RECORD SET START

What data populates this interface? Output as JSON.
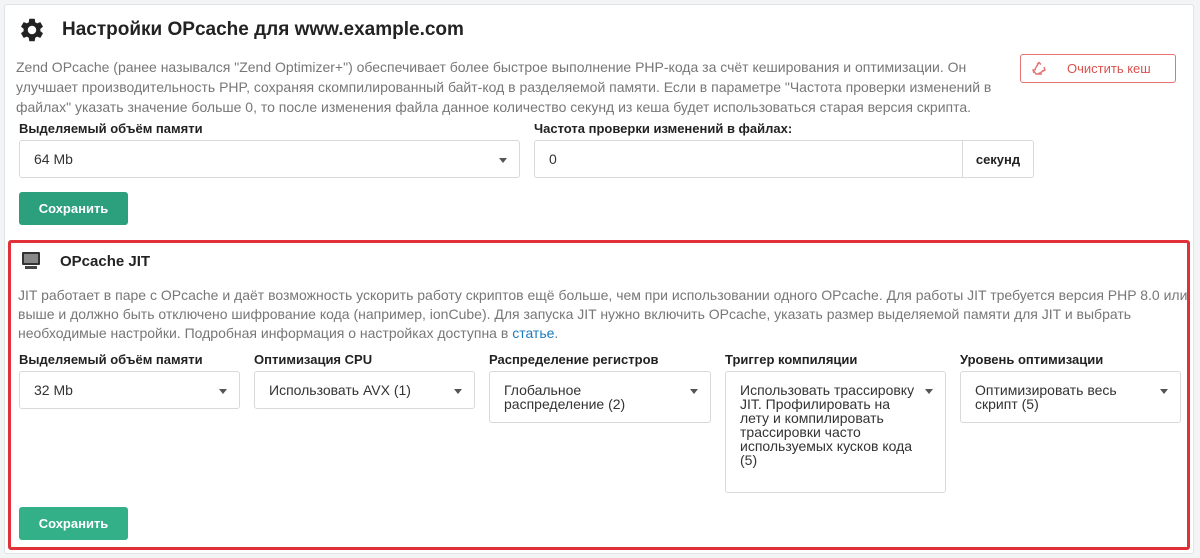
{
  "opcache": {
    "title": "Настройки OPcache для www.example.com",
    "description": "Zend OPcache (ранее назывался \"Zend Optimizer+\") обеспечивает более быстрое выполнение PHP-кода за счёт кеширования и оптимизации. Он улучшает производительность PHP, сохраняя скомпилированный байт-код в разделяемой памяти. Если в параметре \"Частота проверки изменений в файлах\" указать значение больше 0, то после изменения файла данное количество секунд из кеша будет использоваться старая версия скрипта.",
    "clear_cache_label": "Очистить кеш",
    "memory_label": "Выделяемый объём памяти",
    "memory_value": "64 Mb",
    "revalidate_label": "Частота проверки изменений в файлах:",
    "revalidate_value": "0",
    "revalidate_unit": "секунд",
    "save_label": "Сохранить"
  },
  "jit": {
    "title": "OPcache JIT",
    "description": "JIT работает в паре с OPcache и даёт возможность ускорить работу скриптов ещё больше, чем при использовании одного OPcache. Для работы JIT требуется версия PHP 8.0 или выше и должно быть отключено шифрование кода (например, ionCube). Для запуска JIT нужно включить OPcache, указать размер выделяемой памяти для JIT и выбрать необходимые настройки. Подробная информация о настройках доступна в ",
    "link_text": "статье",
    "description_end": ".",
    "fields": [
      {
        "label": "Выделяемый объём памяти",
        "value": "32 Mb"
      },
      {
        "label": "Оптимизация CPU",
        "value": "Использовать AVX (1)"
      },
      {
        "label": "Распределение регистров",
        "value": "Глобальное распределение (2)"
      },
      {
        "label": "Триггер компиляции",
        "value": "Использовать трассировку JIT. Профилировать на лету и компилировать трассировки часто используемых кусков кода (5)"
      },
      {
        "label": "Уровень оптимизации",
        "value": "Оптимизировать весь скрипт (5)"
      }
    ],
    "save_label": "Сохранить"
  },
  "colors": {
    "accent": "#2c9f7d",
    "highlight_border": "#e0303a",
    "danger": "#d9534f",
    "link": "#1a7bbf"
  }
}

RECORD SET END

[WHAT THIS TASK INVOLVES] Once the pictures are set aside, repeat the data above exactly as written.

[WORKED SOLUTION]
What data populates this interface? Output as JSON.
{
  "opcache": {
    "title": "Настройки OPcache для www.example.com",
    "description": "Zend OPcache (ранее назывался \"Zend Optimizer+\") обеспечивает более быстрое выполнение PHP-кода за счёт кеширования и оптимизации. Он улучшает производительность PHP, сохраняя скомпилированный байт-код в разделяемой памяти. Если в параметре \"Частота проверки изменений в файлах\" указать значение больше 0, то после изменения файла данное количество секунд из кеша будет использоваться старая версия скрипта.",
    "clear_cache_label": "Очистить кеш",
    "memory_label": "Выделяемый объём памяти",
    "memory_value": "64 Mb",
    "revalidate_label": "Частота проверки изменений в файлах:",
    "revalidate_value": "0",
    "revalidate_unit": "секунд",
    "save_label": "Сохранить"
  },
  "jit": {
    "title": "OPcache JIT",
    "description": "JIT работает в паре с OPcache и даёт возможность ускорить работу скриптов ещё больше, чем при использовании одного OPcache. Для работы JIT требуется версия PHP 8.0 или выше и должно быть отключено шифрование кода (например, ionCube). Для запуска JIT нужно включить OPcache, указать размер выделяемой памяти для JIT и выбрать необходимые настройки. Подробная информация о настройках доступна в ",
    "link_text": "статье",
    "description_end": ".",
    "fields": [
      {
        "label": "Выделяемый объём памяти",
        "value": "32 Mb"
      },
      {
        "label": "Оптимизация CPU",
        "value": "Использовать AVX (1)"
      },
      {
        "label": "Распределение регистров",
        "value": "Глобальное распределение (2)"
      },
      {
        "label": "Триггер компиляции",
        "value": "Использовать трассировку JIT. Профилировать на лету и компилировать трассировки часто используемых кусков кода (5)"
      },
      {
        "label": "Уровень оптимизации",
        "value": "Оптимизировать весь скрипт (5)"
      }
    ],
    "save_label": "Сохранить"
  },
  "colors": {
    "accent": "#2c9f7d",
    "highlight_border": "#e0303a",
    "danger": "#d9534f",
    "link": "#1a7bbf"
  }
}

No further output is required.